Knowing if an item has been recently lost or was lost a long time will help tell you something about the movement of sand and other items.  It can be useful information.

It looked to me that the sand where this bracelet was found had been recently moved, and it was found very near the surface.  I think I know how it ended up there.  I think the sand and bracelet was recently dragged from the beach and into the shallow water.

I've always threatened to do a test to see how quickly silver tarnishes in salt water but haven't done it yet.

Yesterday and the day before my main topic was the mystery coin found by Michael E.   That was a fun and interesting find. 

If you followed that story both days, you undoubtedly learned a few things.  I certainly did.

One thing you might have learned is something about second century Israel, the second temple and the Bar Jojoba revolt.

Another thing you might have learned about are the artifacts such as the Bar Kokhbah coins found in Kentucky that some people point to as evidence that others Europeans visited America before well before Columbus.

I'll follow up on some of that later.  I found some neat information on that which I'm eager to share in the blog.

In treasure hunting one thing leads to another.  That is a lot of the fun of it and a lot of what makes it so interesting.  You'll miss that, though, if you don't research finds.  It was the research done on Michael's coin that brought all of this to my attention.

You probably read yesterday that I said there was more research for Michael to do.  I was not sure the coin was genuine.   It didn't look to me like it had been in the ground very long.  There was no sand attached to it and no indication of corrosion.   You usually see that on old coins that have been buried for a while in Florida.

Well, Michael took the coin to a jewelry dealer who identified the coin as a reproduction.   Too bad!   All is not lost though.  We learned a lot.   And that shows once again that the real benefit in treasure hunting does not end at the find.  And it is not all about the economic value of a find.  There is much more to it.

Here is what Michael said.

Thank you for the focus on the coin, I took it to a coin and jewelry dealer and was told the coin is made to look old, more of a souvenir type of reproduction. Still an educational and exciting find. Not interested in the financial value as much as the history and excitement of uncovering something below the feet. Even as a fake I learn a lot in just one day. Thank you and your readers again.

I want to thank my readers too.  It is always fun to solve a mystery.   I would never have found the identity of the coin myself - certainly not that quickly.   I heavily depend upon my readers to submit information, questions, photos, etc.  The blog is more valuable to us all when people participate.  Even a question makes it much easier for me to construct a useful post.

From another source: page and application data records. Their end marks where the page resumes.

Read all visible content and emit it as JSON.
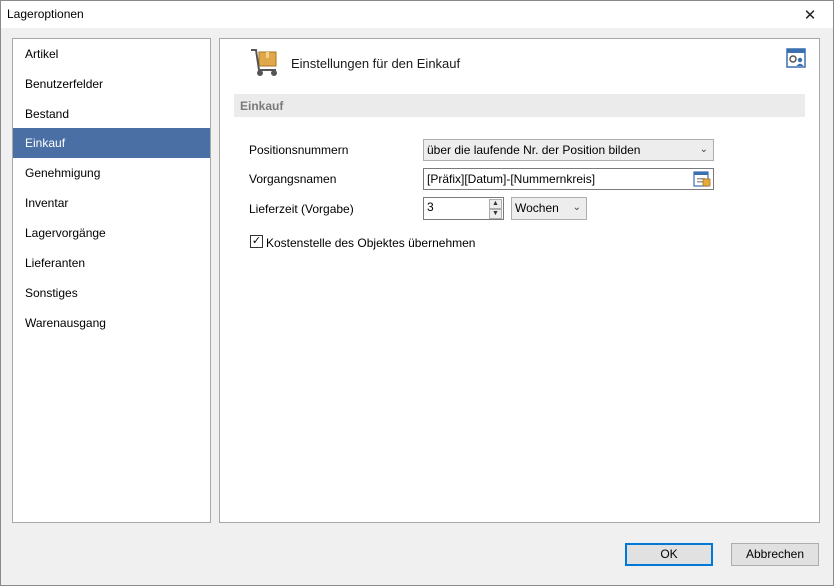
{
  "window": {
    "title": "Lageroptionen",
    "close_glyph": "✕"
  },
  "sidebar": {
    "items": [
      {
        "label": "Artikel"
      },
      {
        "label": "Benutzerfelder"
      },
      {
        "label": "Bestand"
      },
      {
        "label": "Einkauf",
        "selected": true
      },
      {
        "label": "Genehmigung"
      },
      {
        "label": "Inventar"
      },
      {
        "label": "Lagervorgänge"
      },
      {
        "label": "Lieferanten"
      },
      {
        "label": "Sonstiges"
      },
      {
        "label": "Warenausgang"
      }
    ],
    "selected_color": "#4a6fa5"
  },
  "content": {
    "header_icon": "hand-truck-icon",
    "header_title": "Einstellungen für den Einkauf",
    "settings_icon": "settings-user-icon",
    "section_title": "Einkauf",
    "fields": {
      "positionsnummern": {
        "label": "Positionsnummern",
        "value": "über die laufende Nr. der Position bilden"
      },
      "vorgangsnamen": {
        "label": "Vorgangsnamen",
        "value": "[Präfix][Datum]-[Nummernkreis]",
        "button_icon": "edit-template-icon"
      },
      "lieferzeit": {
        "label": "Lieferzeit (Vorgabe)",
        "value": "3",
        "unit": "Wochen"
      }
    },
    "checkbox": {
      "label": "Kostenstelle des Objektes übernehmen",
      "checked": true,
      "check_glyph": "✓"
    }
  },
  "footer": {
    "ok_label": "OK",
    "cancel_label": "Abbrechen"
  }
}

Before I leave that topic tecklorddoug sent in the following pictures of a similar Bar Kokhba coin along with the description.

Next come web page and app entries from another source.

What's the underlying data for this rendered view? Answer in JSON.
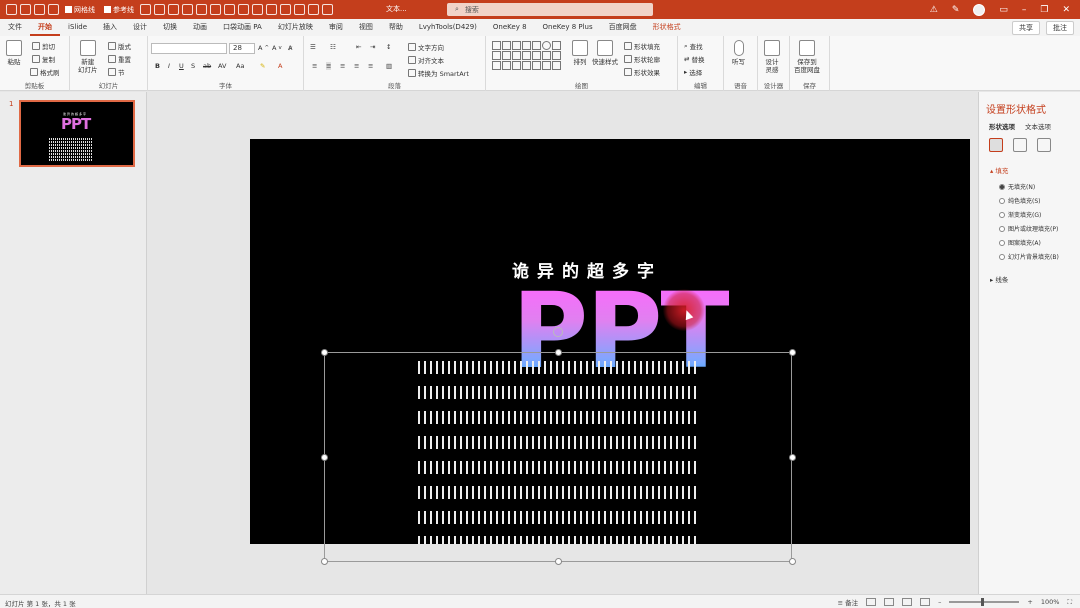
{
  "colors": {
    "accent": "#c43e1c",
    "slide_bg": "#000000",
    "ppt_top": "#ff66ff",
    "ppt_bottom": "#1fa4ff"
  },
  "titlebar": {
    "qat_check1": "网格线",
    "qat_check2": "参考线",
    "doc_title": "文本...",
    "search_placeholder": "搜索",
    "icons": [
      "warning-icon",
      "pen-icon",
      "avatar",
      "ribbon-display-icon",
      "minimize-icon",
      "restore-icon",
      "close-icon"
    ]
  },
  "tabs": [
    {
      "label": "文件"
    },
    {
      "label": "开始"
    },
    {
      "label": "iSlide"
    },
    {
      "label": "插入"
    },
    {
      "label": "设计"
    },
    {
      "label": "切换"
    },
    {
      "label": "动画"
    },
    {
      "label": "口袋动画 PA"
    },
    {
      "label": "幻灯片放映"
    },
    {
      "label": "审阅"
    },
    {
      "label": "视图"
    },
    {
      "label": "帮助"
    },
    {
      "label": "LvyhTools(D429)"
    },
    {
      "label": "OneKey 8"
    },
    {
      "label": "OneKey 8 Plus"
    },
    {
      "label": "百度网盘"
    },
    {
      "label": "形状格式"
    }
  ],
  "tabs_right": {
    "share": "共享",
    "comment": "批注"
  },
  "ribbon": {
    "clipboard": {
      "paste": "粘贴",
      "cut": "剪切",
      "copy": "复制",
      "format_painter": "格式刷",
      "label": "剪贴板"
    },
    "slides": {
      "new_slide": "新建\n幻灯片",
      "layout": "版式",
      "reset": "重置",
      "section": "节",
      "label": "幻灯片"
    },
    "font": {
      "name_value": "",
      "size_value": "28",
      "label": "字体",
      "case": "Aa"
    },
    "paragraph": {
      "text_direction": "文字方向",
      "align_text": "对齐文本",
      "smartart": "转换为 SmartArt",
      "label": "段落"
    },
    "drawing": {
      "arrange": "排列",
      "quick_styles": "快速样式",
      "shape_fill": "形状填充",
      "shape_outline": "形状轮廓",
      "shape_effects": "形状效果",
      "label": "绘图"
    },
    "editing": {
      "find": "查找",
      "replace": "替换",
      "select": "选择",
      "label": "编辑"
    },
    "voice": {
      "dictate": "听写",
      "label": "语音"
    },
    "designer": {
      "ideas": "设计\n灵感",
      "label": "设计器"
    },
    "save": {
      "save_baidu": "保存到\n百度网盘",
      "label": "保存"
    }
  },
  "thumbnails": {
    "slide_number": "1"
  },
  "slide": {
    "title": "诡异的超多字",
    "big_text": "PPT",
    "bar_rows": 8
  },
  "format_pane": {
    "title": "设置形状格式",
    "tab_shape": "形状选项",
    "tab_text": "文本选项",
    "fill_section": "填充",
    "fill_options": [
      "无填充(N)",
      "纯色填充(S)",
      "渐变填充(G)",
      "图片或纹理填充(P)",
      "图案填充(A)",
      "幻灯片背景填充(B)"
    ],
    "selected_fill": 0,
    "line_section": "线条"
  },
  "statusbar": {
    "slide_info": "幻灯片 第 1 张，共 1 张",
    "notes": "备注",
    "zoom": "100%"
  }
}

Coin of the Second Jewish Revolt or the Bar Kokhba War, large silver coin known as a Sela, 134 –135 CE.  Left: "Simon,"  facade of Temple in Jerusalem with the Ark of the Covenant within and star above.   Center: "For the freedom of Jerusalem", lulav and etrog. Legends in paleo-Hebrew.  Over struck on a Vespasian tetradrachm with portrait still faintly visible. Right: composite image showing orientation of Roman Tetradrachm depicting Emperor Vespasian used as blank for the Sela.

They say the object in the center is the Ark of he Covenant instead of the Table of Shewbread, which was my thought.

For more on the Table of Shewbread, here is a link.


But what I really wanted to point out with these pictures is how the portrait of the emperor on the coin on the far right was filed down or otherwise removed and replaced with a new image, as shown on the revised coin shown in the center.  You can see some of the outline of the emperor's protrait remaining on that coin.

On the Treasure Coast the surf is 1 - 2 fee today and will be about the same the next two or three days.

The wind will be from the southeast.  And the low tide tomorrow will be later in the morning.

Tropical depression two has formed down by Yucatan.  It is that time a year to start watching for tropical activity.

Happy hunting,